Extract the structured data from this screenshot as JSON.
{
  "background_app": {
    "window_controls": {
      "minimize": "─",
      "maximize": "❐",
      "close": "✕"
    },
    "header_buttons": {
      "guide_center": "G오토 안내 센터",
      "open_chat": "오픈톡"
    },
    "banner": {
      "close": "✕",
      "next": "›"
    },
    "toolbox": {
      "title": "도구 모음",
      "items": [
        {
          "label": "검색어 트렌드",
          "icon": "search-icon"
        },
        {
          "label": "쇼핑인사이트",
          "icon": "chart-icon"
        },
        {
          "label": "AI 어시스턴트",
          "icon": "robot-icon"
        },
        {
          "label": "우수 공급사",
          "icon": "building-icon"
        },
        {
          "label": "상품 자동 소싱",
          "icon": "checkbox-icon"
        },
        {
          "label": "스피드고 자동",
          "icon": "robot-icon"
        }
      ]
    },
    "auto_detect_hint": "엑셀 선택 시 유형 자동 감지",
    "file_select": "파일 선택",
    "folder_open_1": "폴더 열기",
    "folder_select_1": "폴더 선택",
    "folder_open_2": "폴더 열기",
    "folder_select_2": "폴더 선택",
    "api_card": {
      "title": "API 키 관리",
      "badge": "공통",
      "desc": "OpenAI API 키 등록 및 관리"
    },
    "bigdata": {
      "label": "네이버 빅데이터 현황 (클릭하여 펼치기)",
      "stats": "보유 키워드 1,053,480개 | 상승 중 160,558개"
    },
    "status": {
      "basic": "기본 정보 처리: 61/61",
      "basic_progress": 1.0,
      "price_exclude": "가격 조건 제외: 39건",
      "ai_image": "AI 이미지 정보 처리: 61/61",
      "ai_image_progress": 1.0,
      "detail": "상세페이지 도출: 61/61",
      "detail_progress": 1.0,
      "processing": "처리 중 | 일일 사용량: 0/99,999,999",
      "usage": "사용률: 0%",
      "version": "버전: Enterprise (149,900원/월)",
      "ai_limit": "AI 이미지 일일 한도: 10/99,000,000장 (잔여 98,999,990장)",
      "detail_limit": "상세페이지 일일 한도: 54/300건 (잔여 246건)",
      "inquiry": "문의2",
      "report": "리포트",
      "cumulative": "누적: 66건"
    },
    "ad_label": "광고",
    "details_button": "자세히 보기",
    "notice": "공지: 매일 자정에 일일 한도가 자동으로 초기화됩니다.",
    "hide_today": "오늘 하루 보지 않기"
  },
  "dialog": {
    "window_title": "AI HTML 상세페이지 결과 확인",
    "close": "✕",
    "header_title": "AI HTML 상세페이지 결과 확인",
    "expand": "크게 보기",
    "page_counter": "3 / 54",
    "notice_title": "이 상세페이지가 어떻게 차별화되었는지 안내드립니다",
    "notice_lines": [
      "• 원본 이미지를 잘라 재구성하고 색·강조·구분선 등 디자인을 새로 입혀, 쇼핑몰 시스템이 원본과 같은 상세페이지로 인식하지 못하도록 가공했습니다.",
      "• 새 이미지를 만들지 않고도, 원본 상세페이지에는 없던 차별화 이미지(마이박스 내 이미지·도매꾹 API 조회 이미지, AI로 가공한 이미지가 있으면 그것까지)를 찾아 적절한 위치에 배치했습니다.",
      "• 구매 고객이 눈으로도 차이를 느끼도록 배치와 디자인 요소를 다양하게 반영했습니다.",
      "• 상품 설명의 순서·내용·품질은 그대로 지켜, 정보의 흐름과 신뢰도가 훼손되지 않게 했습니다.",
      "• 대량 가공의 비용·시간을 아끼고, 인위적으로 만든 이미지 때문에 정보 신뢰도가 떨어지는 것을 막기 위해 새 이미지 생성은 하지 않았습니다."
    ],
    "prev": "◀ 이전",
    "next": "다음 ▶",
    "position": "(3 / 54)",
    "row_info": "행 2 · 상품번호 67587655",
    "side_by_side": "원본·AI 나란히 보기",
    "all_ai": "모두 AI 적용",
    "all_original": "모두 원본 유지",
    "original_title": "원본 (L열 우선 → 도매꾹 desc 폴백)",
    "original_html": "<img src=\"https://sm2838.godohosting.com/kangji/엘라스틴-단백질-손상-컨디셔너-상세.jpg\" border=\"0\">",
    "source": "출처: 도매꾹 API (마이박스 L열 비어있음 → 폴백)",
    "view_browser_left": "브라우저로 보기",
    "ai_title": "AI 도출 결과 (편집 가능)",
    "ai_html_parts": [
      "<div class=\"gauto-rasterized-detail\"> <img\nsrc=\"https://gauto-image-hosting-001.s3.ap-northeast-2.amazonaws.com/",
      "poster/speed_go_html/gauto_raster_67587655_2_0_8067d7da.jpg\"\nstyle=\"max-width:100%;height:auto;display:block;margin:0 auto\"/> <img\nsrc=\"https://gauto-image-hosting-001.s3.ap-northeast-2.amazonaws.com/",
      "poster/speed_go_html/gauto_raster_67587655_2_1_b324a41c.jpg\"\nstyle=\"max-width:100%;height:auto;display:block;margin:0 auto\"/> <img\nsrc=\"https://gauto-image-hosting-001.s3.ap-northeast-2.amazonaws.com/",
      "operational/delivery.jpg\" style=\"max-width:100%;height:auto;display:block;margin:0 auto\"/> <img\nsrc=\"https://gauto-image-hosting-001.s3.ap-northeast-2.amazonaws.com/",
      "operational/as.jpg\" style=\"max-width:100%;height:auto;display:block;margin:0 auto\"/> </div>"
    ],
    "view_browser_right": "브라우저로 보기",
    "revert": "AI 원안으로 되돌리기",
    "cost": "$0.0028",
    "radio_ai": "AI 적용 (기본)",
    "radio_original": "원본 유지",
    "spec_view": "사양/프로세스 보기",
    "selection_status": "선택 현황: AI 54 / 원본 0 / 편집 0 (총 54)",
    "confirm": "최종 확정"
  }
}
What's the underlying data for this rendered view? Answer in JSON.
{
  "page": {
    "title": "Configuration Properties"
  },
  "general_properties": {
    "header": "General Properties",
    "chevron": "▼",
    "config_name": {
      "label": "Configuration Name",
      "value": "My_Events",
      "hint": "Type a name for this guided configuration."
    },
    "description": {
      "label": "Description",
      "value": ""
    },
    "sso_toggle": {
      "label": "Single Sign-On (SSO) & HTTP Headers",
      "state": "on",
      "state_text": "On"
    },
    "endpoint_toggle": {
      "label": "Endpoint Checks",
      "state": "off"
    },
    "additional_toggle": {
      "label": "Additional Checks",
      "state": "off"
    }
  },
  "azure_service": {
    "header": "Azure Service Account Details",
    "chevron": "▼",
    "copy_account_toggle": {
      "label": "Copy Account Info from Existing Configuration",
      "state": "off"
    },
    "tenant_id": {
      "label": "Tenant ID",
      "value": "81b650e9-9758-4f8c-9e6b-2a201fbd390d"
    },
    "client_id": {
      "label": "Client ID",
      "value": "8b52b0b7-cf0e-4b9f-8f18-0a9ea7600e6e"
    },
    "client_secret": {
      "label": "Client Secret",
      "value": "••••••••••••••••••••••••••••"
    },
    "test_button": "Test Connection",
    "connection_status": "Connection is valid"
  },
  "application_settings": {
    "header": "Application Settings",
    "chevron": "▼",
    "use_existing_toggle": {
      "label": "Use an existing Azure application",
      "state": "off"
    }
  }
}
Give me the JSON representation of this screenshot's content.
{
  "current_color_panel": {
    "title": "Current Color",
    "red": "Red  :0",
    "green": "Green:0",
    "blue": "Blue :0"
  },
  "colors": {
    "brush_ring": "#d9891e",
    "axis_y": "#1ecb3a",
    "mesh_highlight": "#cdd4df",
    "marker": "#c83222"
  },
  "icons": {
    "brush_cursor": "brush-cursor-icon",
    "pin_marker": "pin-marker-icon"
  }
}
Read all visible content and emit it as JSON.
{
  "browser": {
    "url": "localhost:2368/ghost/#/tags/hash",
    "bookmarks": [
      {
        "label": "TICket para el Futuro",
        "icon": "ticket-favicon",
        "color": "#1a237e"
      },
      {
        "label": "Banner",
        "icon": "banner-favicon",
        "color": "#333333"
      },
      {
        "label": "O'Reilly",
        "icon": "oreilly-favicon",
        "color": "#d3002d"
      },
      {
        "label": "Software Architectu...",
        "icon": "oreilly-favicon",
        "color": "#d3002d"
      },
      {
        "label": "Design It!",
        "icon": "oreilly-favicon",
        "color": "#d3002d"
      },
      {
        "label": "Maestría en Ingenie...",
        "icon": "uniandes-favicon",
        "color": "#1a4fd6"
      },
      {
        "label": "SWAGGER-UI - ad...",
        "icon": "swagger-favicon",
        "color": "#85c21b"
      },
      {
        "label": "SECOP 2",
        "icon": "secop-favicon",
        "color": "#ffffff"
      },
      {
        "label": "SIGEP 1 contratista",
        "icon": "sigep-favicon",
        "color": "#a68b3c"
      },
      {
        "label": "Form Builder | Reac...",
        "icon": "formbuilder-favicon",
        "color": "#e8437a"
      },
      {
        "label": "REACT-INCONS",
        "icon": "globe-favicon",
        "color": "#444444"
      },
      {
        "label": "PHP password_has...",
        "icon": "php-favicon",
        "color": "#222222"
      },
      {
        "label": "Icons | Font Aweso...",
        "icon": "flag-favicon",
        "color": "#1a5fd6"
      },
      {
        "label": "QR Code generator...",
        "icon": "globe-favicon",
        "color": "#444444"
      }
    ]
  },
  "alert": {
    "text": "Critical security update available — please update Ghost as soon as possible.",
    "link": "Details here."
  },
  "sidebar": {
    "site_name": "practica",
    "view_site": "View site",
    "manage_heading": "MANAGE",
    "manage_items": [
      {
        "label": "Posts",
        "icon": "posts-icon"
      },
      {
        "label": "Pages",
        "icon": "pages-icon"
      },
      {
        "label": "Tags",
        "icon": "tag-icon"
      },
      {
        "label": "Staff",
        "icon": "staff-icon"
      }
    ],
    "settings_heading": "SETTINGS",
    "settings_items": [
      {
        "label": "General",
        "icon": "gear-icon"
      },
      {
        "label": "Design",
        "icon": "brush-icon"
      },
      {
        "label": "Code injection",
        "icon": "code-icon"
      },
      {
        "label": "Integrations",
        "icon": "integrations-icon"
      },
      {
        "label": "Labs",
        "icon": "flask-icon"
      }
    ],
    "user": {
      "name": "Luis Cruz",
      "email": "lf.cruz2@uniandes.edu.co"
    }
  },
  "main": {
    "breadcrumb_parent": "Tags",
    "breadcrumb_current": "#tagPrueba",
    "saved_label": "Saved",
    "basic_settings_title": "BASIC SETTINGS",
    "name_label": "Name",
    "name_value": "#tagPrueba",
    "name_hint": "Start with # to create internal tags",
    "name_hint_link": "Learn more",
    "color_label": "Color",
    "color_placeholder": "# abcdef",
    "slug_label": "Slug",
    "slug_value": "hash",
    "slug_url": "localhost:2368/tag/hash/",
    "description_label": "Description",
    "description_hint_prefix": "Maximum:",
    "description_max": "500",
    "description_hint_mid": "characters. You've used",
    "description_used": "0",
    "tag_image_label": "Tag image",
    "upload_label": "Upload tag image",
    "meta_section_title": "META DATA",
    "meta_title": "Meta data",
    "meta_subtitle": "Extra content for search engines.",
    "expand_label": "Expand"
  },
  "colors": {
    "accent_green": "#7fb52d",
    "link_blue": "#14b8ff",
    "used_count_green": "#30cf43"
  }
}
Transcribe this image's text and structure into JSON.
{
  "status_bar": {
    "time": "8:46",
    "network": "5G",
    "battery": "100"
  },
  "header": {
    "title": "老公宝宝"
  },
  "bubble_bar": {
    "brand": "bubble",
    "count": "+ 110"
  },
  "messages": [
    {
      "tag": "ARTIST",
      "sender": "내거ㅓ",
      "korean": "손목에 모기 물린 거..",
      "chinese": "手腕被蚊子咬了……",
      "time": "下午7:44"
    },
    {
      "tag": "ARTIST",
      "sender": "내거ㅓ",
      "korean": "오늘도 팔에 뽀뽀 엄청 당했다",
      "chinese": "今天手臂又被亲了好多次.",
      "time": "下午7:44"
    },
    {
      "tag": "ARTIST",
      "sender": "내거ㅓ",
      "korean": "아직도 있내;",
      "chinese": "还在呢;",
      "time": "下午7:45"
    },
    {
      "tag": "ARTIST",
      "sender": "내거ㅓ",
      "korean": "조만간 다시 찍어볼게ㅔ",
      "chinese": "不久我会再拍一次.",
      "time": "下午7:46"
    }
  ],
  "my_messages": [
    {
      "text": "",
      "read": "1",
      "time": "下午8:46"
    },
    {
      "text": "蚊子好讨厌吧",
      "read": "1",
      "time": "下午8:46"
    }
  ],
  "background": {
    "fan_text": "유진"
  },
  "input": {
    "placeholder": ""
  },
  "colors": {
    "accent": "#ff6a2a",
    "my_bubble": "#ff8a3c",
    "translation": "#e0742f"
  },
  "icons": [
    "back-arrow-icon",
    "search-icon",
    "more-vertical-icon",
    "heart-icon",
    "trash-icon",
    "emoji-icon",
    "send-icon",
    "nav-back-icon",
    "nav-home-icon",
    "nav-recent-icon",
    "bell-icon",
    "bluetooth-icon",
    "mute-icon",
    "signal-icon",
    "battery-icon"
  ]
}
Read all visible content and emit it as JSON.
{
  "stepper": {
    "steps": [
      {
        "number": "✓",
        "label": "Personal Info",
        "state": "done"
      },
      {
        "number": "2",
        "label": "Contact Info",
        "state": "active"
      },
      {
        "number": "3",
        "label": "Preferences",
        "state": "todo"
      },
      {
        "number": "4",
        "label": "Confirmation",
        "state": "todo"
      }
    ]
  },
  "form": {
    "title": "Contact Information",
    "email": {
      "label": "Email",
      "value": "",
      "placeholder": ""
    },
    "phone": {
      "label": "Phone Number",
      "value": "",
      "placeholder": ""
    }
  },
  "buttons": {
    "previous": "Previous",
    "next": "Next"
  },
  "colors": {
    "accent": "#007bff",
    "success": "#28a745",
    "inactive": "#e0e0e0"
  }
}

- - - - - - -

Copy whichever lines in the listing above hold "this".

Extract the structured data from this screenshot as JSON.
What's the underlying data for this rendered view? Answer in JSON.
      "hint": "Type a name for this guided configuration."
Give me the JSON representation of this screenshot's content.
Transcribe this image's text and structure into JSON.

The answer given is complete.